• [ABOUT THIS TASK]:
Produce the full set of records below once more, exactly as they stand.

(Entries taken from a collection)
────────────────────────────────────────
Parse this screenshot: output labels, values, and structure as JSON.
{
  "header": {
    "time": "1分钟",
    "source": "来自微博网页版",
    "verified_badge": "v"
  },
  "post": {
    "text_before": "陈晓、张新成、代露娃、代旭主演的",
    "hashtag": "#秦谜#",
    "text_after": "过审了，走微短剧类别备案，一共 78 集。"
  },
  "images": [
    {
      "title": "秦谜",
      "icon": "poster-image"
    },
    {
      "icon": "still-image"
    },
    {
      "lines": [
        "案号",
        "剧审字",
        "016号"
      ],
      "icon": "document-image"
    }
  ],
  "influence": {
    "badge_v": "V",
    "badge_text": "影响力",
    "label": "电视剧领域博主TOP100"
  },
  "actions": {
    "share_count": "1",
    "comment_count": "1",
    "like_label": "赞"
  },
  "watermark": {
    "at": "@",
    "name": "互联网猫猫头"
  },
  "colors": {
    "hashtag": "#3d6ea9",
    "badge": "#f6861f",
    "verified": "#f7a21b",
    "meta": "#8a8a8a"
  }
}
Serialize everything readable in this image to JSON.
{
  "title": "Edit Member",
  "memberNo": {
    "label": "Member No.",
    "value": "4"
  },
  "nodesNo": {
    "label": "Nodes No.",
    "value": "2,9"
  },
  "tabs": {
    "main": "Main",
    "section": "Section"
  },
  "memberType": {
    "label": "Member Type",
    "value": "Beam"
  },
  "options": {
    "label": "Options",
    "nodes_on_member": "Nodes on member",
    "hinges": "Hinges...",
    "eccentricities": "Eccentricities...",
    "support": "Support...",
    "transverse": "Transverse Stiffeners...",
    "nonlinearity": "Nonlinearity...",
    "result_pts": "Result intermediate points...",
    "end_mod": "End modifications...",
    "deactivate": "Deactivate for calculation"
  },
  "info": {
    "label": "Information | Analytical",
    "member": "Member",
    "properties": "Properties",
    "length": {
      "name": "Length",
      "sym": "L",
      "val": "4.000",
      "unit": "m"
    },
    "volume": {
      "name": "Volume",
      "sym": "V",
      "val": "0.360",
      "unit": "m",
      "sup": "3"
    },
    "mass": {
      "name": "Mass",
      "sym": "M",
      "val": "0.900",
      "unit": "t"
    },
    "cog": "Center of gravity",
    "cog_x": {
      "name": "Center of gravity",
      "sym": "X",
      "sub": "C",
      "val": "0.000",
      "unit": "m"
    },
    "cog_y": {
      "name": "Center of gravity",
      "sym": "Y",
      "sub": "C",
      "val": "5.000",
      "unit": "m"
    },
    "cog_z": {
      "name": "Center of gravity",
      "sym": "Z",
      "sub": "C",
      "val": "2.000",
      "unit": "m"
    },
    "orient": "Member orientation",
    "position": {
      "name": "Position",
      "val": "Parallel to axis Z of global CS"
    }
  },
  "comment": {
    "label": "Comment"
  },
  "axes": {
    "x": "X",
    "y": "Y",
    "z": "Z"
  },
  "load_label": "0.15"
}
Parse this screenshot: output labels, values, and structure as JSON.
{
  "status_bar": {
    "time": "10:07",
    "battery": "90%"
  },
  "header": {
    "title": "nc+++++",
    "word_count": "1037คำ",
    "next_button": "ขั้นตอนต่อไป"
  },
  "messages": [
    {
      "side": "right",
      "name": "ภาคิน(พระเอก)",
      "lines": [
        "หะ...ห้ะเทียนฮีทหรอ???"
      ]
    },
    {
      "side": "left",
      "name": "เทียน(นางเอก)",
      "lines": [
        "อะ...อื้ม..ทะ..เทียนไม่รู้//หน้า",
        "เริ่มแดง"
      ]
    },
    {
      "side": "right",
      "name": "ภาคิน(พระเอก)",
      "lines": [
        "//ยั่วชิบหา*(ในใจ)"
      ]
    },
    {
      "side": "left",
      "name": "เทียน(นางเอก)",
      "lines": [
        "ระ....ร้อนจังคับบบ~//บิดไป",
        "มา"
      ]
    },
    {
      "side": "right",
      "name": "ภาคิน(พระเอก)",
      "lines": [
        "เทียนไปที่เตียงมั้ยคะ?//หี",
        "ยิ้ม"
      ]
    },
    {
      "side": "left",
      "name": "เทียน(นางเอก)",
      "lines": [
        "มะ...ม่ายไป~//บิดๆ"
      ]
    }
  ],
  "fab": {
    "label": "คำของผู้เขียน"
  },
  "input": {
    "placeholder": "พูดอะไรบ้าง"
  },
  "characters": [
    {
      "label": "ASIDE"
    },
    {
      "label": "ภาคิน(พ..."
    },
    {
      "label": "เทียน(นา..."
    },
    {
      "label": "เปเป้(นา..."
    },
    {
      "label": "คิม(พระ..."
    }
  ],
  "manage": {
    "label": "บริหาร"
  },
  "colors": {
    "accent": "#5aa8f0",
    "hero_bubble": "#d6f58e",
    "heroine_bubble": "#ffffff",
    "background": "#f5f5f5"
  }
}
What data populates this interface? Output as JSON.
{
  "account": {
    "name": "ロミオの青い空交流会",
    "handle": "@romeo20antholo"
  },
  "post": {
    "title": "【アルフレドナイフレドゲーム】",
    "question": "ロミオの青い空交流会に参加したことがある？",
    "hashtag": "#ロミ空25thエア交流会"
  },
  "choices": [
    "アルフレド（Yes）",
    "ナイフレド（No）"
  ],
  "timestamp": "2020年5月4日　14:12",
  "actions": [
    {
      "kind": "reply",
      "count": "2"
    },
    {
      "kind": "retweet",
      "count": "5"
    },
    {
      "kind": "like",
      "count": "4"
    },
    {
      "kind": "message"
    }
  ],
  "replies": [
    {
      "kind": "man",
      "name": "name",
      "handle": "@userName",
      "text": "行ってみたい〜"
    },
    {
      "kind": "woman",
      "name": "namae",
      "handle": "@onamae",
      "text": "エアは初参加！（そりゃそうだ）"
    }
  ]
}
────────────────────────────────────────
• [ANSWER BELOW]:
Parse this screenshot: output labels, values, and structure as JSON.
{
  "header": {
    "time": "1分钟",
    "source": "来自微博网页版",
    "verified_badge": "v"
  },
  "post": {
    "text_before": "陈晓、张新成、代露娃、代旭主演的",
    "hashtag": "#秦谜#",
    "text_after": "过审了，走微短剧类别备案，一共 78 集。"
  },
  "images": [
    {
      "title": "秦谜",
      "icon": "poster-image"
    },
    {
      "icon": "still-image"
    },
    {
      "lines": [
        "案号",
        "剧审字",
        "016号"
      ],
      "icon": "document-image"
    }
  ],
  "influence": {
    "badge_v": "V",
    "badge_text": "影响力",
    "label": "电视剧领域博主TOP100"
  },
  "actions": {
    "share_count": "1",
    "comment_count": "1",
    "like_label": "赞"
  },
  "watermark": {
    "at": "@",
    "name": "互联网猫猫头"
  },
  "colors": {
    "hashtag": "#3d6ea9",
    "badge": "#f6861f",
    "verified": "#f7a21b",
    "meta": "#8a8a8a"
  }
}
Serialize everything readable in this image to JSON.
{
  "title": "Edit Member",
  "memberNo": {
    "label": "Member No.",
    "value": "4"
  },
  "nodesNo": {
    "label": "Nodes No.",
    "value": "2,9"
  },
  "tabs": {
    "main": "Main",
    "section": "Section"
  },
  "memberType": {
    "label": "Member Type",
    "value": "Beam"
  },
  "options": {
    "label": "Options",
    "nodes_on_member": "Nodes on member",
    "hinges": "Hinges...",
    "eccentricities": "Eccentricities...",
    "support": "Support...",
    "transverse": "Transverse Stiffeners...",
    "nonlinearity": "Nonlinearity...",
    "result_pts": "Result intermediate points...",
    "end_mod": "End modifications...",
    "deactivate": "Deactivate for calculation"
  },
  "info": {
    "label": "Information | Analytical",
    "member": "Member",
    "properties": "Properties",
    "length": {
      "name": "Length",
      "sym": "L",
      "val": "4.000",
      "unit": "m"
    },
    "volume": {
      "name": "Volume",
      "sym": "V",
      "val": "0.360",
      "unit": "m",
      "sup": "3"
    },
    "mass": {
      "name": "Mass",
      "sym": "M",
      "val": "0.900",
      "unit": "t"
    },
    "cog": "Center of gravity",
    "cog_x": {
      "name": "Center of gravity",
      "sym": "X",
      "sub": "C",
      "val": "0.000",
      "unit": "m"
    },
    "cog_y": {
      "name": "Center of gravity",
      "sym": "Y",
      "sub": "C",
      "val": "5.000",
      "unit": "m"
    },
    "cog_z": {
      "name": "Center of gravity",
      "sym": "Z",
      "sub": "C",
      "val": "2.000",
      "unit": "m"
    },
    "orient": "Member orientation",
    "position": {
      "name": "Position",
      "val": "Parallel to axis Z of global CS"
    }
  },
  "comment": {
    "label": "Comment"
  },
  "axes": {
    "x": "X",
    "y": "Y",
    "z": "Z"
  },
  "load_label": "0.15"
}
Parse this screenshot: output labels, values, and structure as JSON.
{
  "status_bar": {
    "time": "10:07",
    "battery": "90%"
  },
  "header": {
    "title": "nc+++++",
    "word_count": "1037คำ",
    "next_button": "ขั้นตอนต่อไป"
  },
  "messages": [
    {
      "side": "right",
      "name": "ภาคิน(พระเอก)",
      "lines": [
        "หะ...ห้ะเทียนฮีทหรอ???"
      ]
    },
    {
      "side": "left",
      "name": "เทียน(นางเอก)",
      "lines": [
        "อะ...อื้ม..ทะ..เทียนไม่รู้//หน้า",
        "เริ่มแดง"
      ]
    },
    {
      "side": "right",
      "name": "ภาคิน(พระเอก)",
      "lines": [
        "//ยั่วชิบหา*(ในใจ)"
      ]
    },
    {
      "side": "left",
      "name": "เทียน(นางเอก)",
      "lines": [
        "ระ....ร้อนจังคับบบ~//บิดไป",
        "มา"
      ]
    },
    {
      "side": "right",
      "name": "ภาคิน(พระเอก)",
      "lines": [
        "เทียนไปที่เตียงมั้ยคะ?//หี",
        "ยิ้ม"
      ]
    },
    {
      "side": "left",
      "name": "เทียน(นางเอก)",
      "lines": [
        "มะ...ม่ายไป~//บิดๆ"
      ]
    }
  ],
  "fab": {
    "label": "คำของผู้เขียน"
  },
  "input": {
    "placeholder": "พูดอะไรบ้าง"
  },
  "characters": [
    {
      "label": "ASIDE"
    },
    {
      "label": "ภาคิน(พ..."
    },
    {
      "label": "เทียน(นา..."
    },
    {
      "label": "เปเป้(นา..."
    },
    {
      "label": "คิม(พระ..."
    }
  ],
  "manage": {
    "label": "บริหาร"
  },
  "colors": {
    "accent": "#5aa8f0",
    "hero_bubble": "#d6f58e",
    "heroine_bubble": "#ffffff",
    "background": "#f5f5f5"
  }
}
What data populates this interface? Output as JSON.
{
  "account": {
    "name": "ロミオの青い空交流会",
    "handle": "@romeo20antholo"
  },
  "post": {
    "title": "【アルフレドナイフレドゲーム】",
    "question": "ロミオの青い空交流会に参加したことがある？",
    "hashtag": "#ロミ空25thエア交流会"
  },
  "choices": [
    "アルフレド（Yes）",
    "ナイフレド（No）"
  ],
  "timestamp": "2020年5月4日　14:12",
  "actions": [
    {
      "kind": "reply",
      "count": "2"
    },
    {
      "kind": "retweet",
      "count": "5"
    },
    {
      "kind": "like",
      "count": "4"
    },
    {
      "kind": "message"
    }
  ],
  "replies": [
    {
      "kind": "man",
      "name": "name",
      "handle": "@userName",
      "text": "行ってみたい〜"
    },
    {
      "kind": "woman",
      "name": "namae",
      "handle": "@onamae",
      "text": "エアは初参加！（そりゃそうだ）"
    }
  ]
}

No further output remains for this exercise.